__Record set__
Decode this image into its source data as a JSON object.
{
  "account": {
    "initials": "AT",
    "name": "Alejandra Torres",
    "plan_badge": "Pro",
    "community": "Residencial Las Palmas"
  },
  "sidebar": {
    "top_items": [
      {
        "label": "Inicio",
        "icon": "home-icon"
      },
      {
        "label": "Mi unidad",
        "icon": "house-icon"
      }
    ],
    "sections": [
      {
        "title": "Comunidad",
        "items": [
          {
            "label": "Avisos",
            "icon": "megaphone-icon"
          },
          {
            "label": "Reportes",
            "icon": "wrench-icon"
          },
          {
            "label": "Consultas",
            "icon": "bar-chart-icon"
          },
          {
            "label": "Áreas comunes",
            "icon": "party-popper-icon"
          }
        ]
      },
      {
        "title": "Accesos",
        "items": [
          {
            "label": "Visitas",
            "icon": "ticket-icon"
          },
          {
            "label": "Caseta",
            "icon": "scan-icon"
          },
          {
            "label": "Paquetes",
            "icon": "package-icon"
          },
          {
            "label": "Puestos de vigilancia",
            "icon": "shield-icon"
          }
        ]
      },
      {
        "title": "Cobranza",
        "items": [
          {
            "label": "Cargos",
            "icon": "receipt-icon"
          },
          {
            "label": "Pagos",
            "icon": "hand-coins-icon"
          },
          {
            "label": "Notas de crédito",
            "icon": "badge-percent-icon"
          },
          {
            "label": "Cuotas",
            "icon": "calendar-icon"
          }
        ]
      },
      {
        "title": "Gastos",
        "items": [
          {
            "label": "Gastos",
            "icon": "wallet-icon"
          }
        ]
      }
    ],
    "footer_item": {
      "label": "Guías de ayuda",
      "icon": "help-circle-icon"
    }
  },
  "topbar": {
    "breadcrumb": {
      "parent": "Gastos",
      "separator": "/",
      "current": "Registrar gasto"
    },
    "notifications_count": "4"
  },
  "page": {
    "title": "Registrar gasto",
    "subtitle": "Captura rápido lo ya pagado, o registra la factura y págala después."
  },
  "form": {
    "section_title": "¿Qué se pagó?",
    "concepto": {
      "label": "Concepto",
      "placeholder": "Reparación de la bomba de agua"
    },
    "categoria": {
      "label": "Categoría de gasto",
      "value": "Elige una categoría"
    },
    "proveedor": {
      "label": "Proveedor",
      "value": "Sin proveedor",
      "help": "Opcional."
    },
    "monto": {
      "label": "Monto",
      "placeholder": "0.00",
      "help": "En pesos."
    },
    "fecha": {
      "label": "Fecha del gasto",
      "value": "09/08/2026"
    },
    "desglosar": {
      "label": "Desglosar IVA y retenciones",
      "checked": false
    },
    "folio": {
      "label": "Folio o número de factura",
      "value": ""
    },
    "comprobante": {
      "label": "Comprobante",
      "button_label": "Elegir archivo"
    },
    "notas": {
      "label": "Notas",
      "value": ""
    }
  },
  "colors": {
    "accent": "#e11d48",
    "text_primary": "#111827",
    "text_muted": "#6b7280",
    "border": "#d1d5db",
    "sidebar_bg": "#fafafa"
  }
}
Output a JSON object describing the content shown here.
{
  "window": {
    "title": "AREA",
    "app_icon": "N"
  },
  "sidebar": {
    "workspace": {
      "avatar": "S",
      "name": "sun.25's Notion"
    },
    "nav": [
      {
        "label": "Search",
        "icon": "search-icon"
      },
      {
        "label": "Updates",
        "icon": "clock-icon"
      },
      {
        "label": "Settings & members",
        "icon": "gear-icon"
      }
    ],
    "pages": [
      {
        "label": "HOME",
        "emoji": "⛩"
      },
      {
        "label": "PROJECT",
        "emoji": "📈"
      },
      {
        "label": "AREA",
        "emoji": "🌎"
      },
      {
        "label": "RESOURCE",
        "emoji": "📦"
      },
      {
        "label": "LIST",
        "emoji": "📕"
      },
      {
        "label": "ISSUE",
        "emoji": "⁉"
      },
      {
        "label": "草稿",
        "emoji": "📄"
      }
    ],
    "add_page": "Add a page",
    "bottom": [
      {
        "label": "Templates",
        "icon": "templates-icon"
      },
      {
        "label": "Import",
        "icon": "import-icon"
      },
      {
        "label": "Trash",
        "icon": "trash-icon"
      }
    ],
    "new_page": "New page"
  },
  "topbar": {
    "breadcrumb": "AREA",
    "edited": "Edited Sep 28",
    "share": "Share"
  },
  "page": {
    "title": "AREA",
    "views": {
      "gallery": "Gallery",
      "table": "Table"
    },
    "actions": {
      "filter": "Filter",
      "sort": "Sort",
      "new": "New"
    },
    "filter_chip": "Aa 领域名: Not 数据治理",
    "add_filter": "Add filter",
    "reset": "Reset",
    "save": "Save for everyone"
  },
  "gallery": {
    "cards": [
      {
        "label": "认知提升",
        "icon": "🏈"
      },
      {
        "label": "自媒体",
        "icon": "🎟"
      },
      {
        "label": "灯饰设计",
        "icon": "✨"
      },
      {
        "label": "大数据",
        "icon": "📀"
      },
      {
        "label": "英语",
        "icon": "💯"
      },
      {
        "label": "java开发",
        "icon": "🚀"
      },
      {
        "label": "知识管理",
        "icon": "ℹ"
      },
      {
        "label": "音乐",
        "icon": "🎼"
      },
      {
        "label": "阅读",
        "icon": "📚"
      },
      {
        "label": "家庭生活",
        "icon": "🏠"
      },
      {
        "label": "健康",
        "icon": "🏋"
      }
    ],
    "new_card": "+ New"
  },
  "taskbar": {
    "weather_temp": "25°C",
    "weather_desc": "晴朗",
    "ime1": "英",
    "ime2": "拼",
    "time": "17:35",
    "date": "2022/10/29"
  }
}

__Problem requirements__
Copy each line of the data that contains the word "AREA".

__Reply to the task__
    "title": "AREA",
        "label": "AREA",
    "breadcrumb": "AREA",
    "title": "AREA",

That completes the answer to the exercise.